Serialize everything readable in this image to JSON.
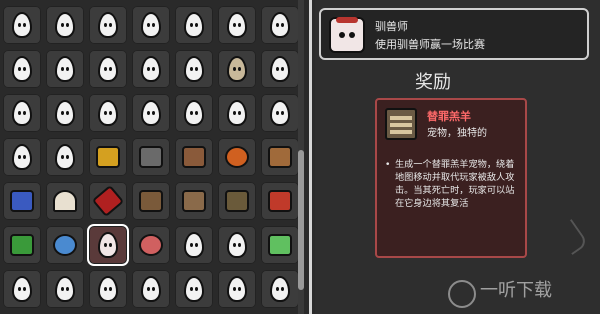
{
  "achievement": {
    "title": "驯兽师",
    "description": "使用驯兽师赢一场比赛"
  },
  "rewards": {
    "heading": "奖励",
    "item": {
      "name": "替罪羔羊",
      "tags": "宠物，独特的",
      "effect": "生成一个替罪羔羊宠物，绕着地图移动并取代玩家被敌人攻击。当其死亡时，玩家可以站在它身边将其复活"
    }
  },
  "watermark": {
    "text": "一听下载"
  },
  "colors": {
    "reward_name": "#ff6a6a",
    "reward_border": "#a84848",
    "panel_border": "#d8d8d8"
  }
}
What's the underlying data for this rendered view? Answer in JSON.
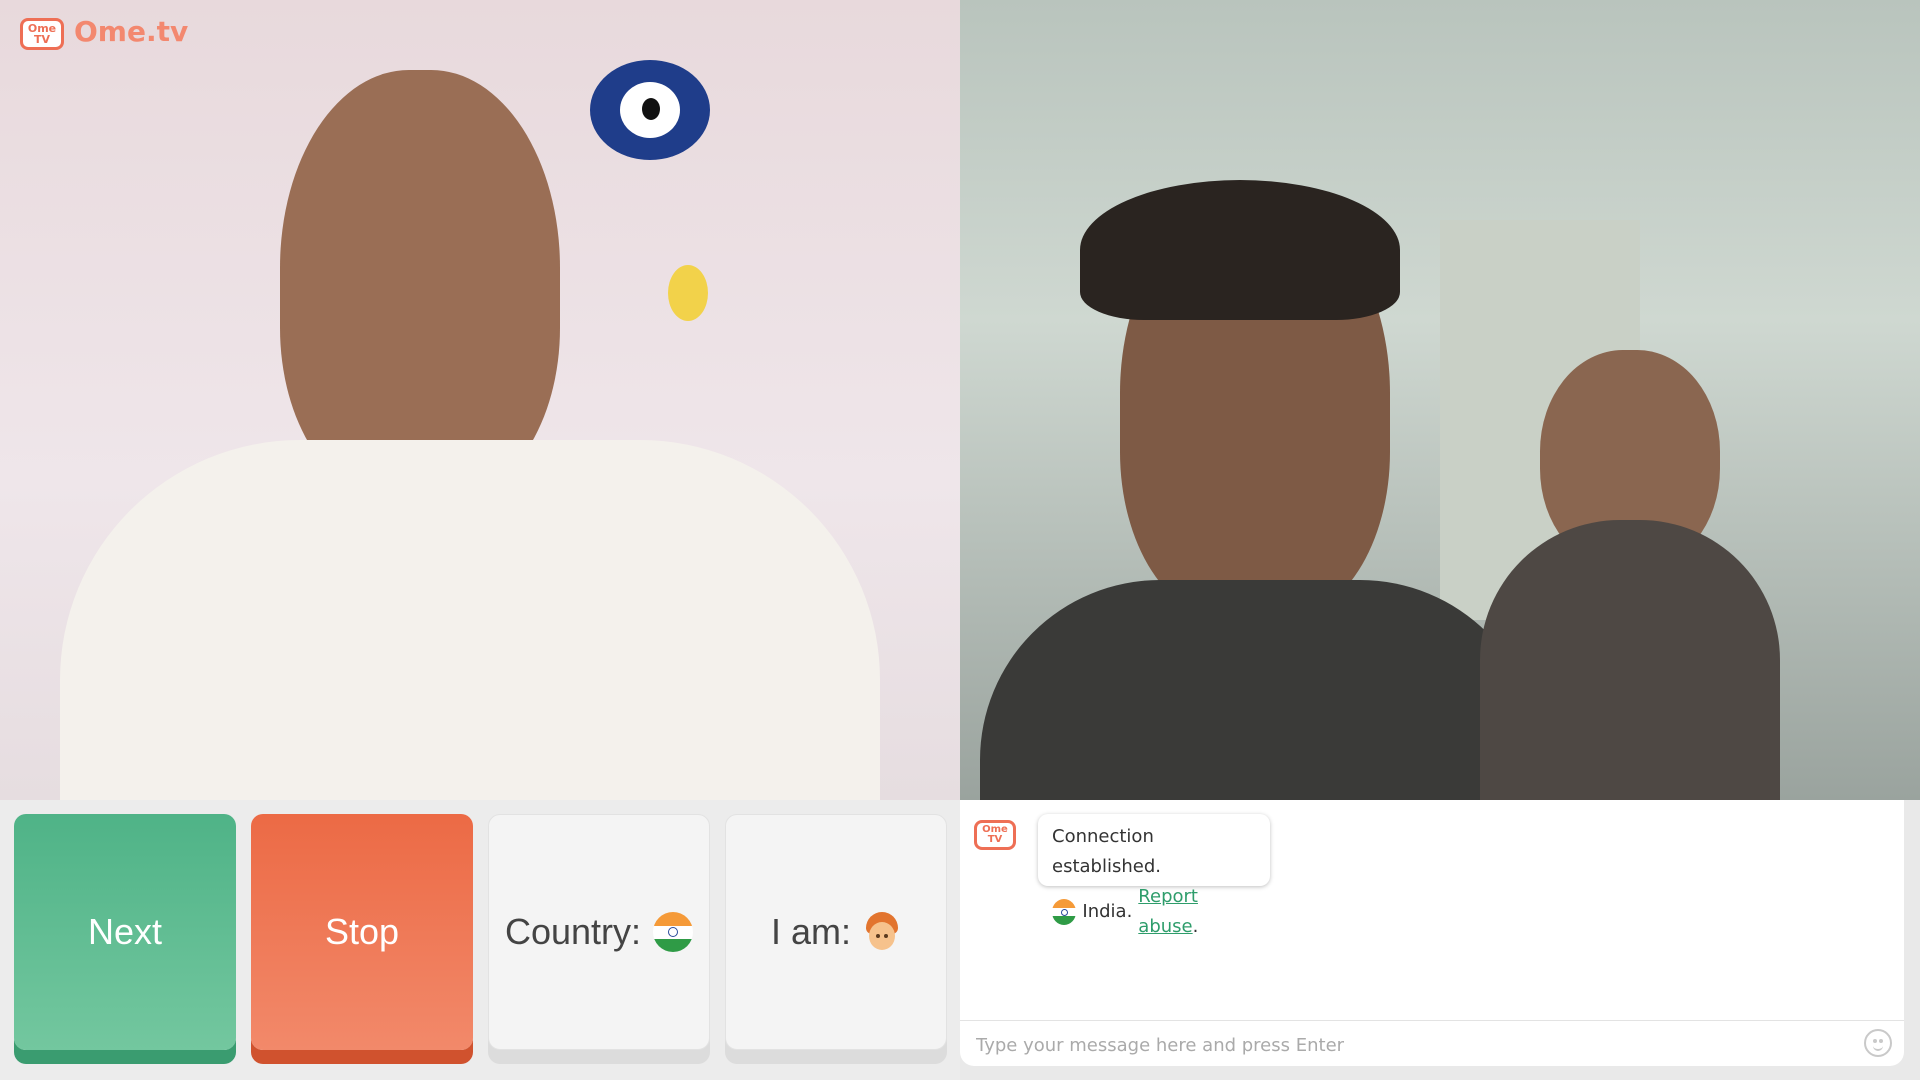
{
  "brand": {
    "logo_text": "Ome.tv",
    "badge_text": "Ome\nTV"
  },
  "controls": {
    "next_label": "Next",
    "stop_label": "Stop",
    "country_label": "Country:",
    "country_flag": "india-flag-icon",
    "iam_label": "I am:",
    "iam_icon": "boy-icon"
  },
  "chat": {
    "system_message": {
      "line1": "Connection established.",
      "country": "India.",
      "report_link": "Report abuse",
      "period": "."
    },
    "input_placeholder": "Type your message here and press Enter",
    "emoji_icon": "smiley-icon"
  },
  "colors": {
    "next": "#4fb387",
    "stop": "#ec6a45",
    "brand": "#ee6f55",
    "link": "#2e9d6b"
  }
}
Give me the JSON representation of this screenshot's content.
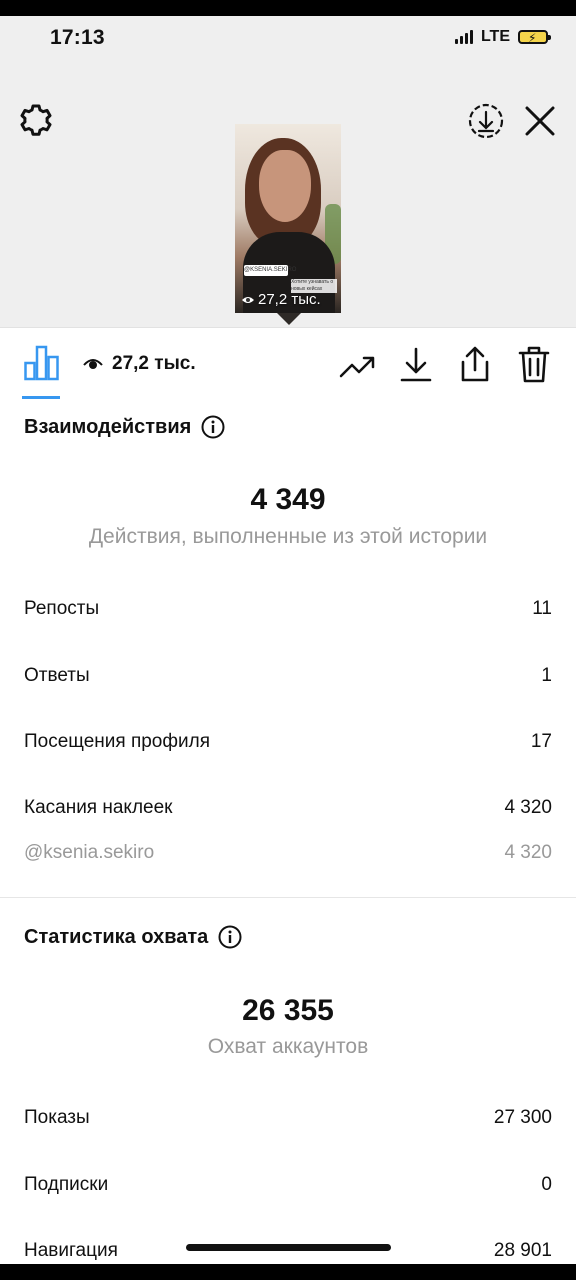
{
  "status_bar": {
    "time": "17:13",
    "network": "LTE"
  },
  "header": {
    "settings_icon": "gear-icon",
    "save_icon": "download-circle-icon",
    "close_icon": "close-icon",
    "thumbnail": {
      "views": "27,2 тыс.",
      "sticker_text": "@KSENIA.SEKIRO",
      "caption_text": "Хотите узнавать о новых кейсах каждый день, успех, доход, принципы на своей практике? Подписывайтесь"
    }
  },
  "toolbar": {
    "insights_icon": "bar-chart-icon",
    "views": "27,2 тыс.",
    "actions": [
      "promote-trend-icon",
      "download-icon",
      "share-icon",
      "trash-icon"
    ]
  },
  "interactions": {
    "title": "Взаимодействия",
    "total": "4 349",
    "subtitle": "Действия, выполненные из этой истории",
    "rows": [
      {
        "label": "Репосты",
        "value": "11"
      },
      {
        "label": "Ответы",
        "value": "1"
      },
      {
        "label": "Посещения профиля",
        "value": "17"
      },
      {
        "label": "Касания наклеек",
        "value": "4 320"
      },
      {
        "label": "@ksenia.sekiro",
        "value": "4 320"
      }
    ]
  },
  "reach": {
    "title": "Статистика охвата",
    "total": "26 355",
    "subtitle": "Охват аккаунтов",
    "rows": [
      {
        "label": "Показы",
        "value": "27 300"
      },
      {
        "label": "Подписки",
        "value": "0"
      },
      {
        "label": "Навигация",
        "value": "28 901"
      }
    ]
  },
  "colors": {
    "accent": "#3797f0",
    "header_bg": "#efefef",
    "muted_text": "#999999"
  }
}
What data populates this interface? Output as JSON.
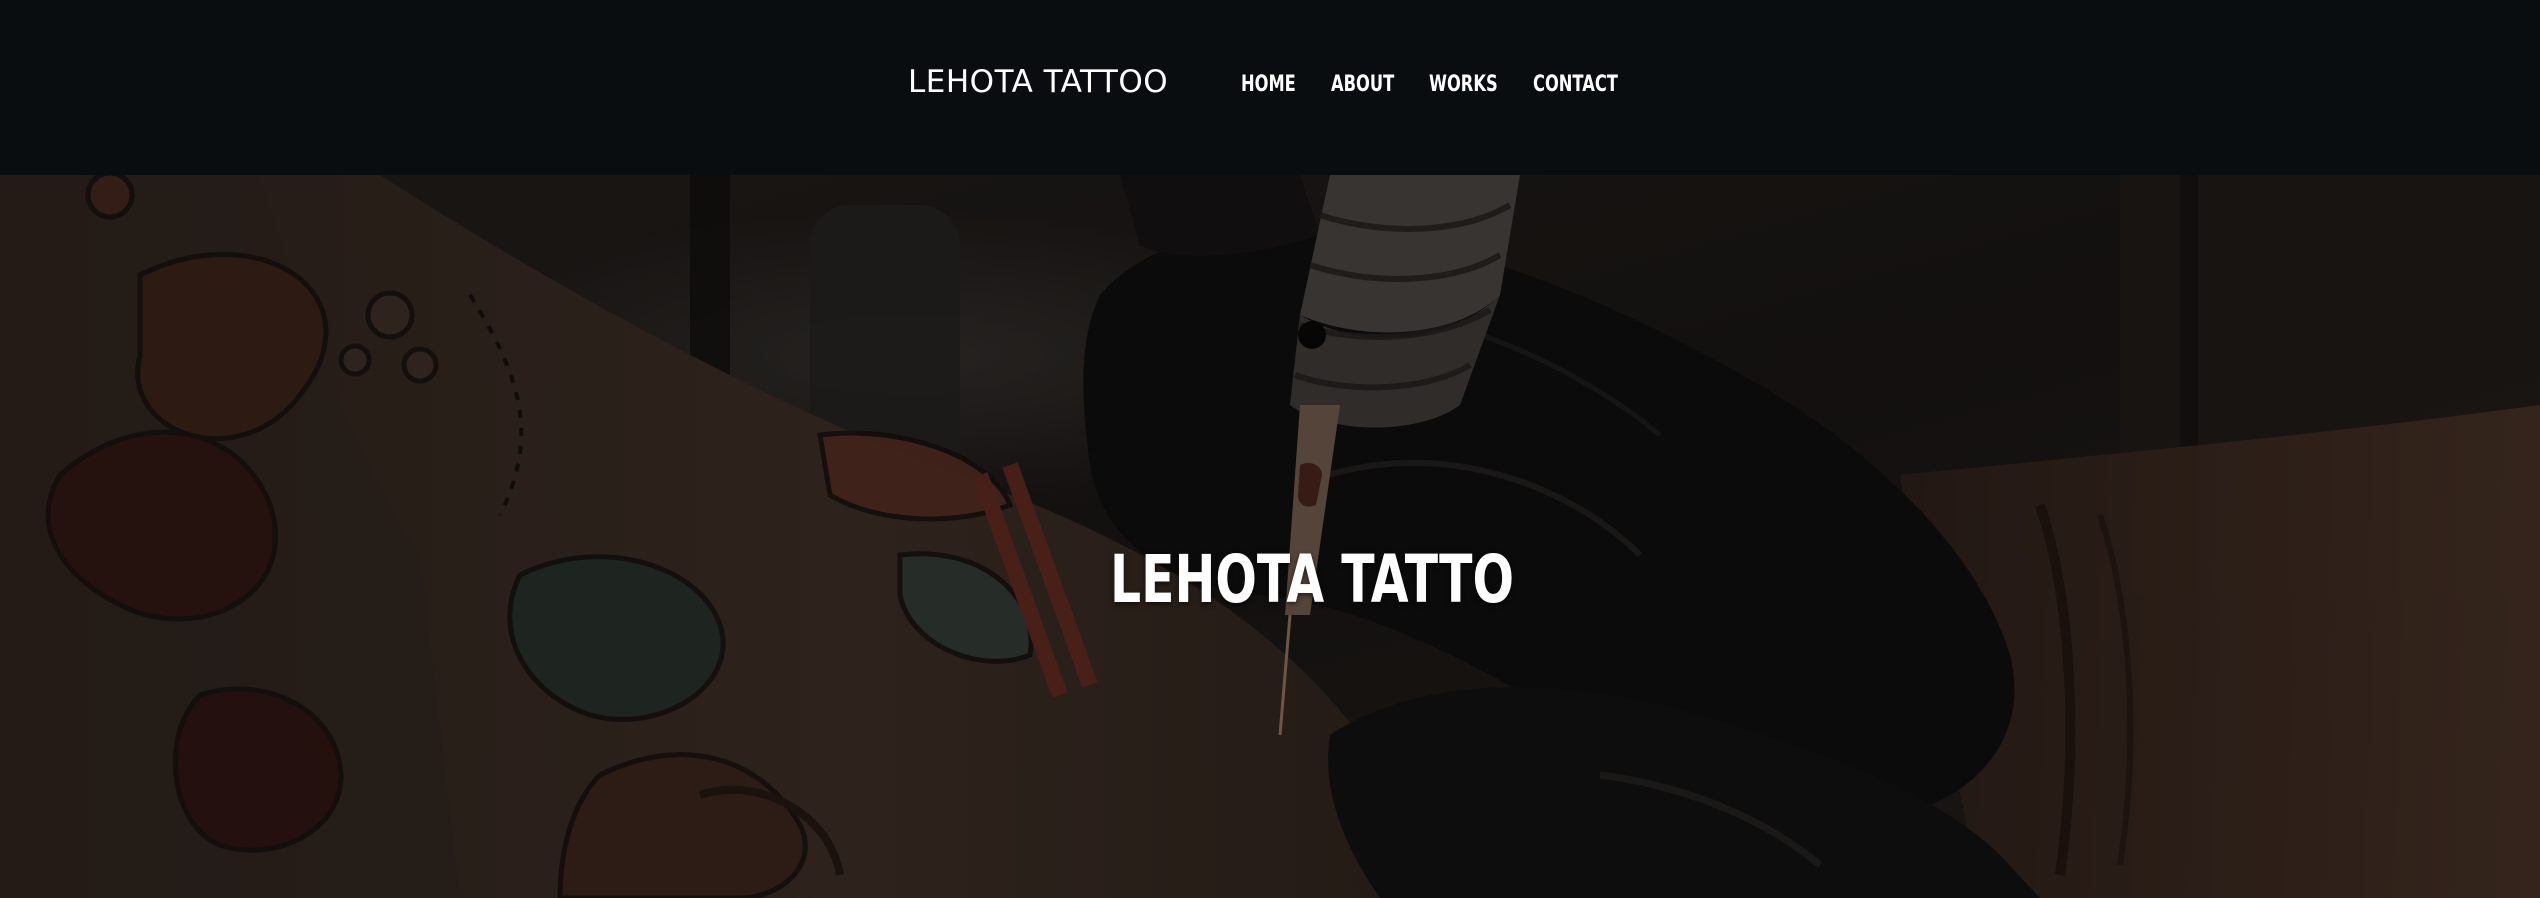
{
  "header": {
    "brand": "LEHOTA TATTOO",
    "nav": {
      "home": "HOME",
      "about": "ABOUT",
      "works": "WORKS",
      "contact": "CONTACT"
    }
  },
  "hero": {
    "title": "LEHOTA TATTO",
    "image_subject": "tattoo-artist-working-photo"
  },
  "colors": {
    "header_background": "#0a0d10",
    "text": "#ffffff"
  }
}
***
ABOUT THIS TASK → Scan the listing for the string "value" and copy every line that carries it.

RESPONSE TO THIS TASK →
        "value": "11"
        "value": "1"
        "value": "17"
        "value": "4 320"
        "value": "4 320"
        "value": "27 300"
        "value": "0"
        "value": "28 901"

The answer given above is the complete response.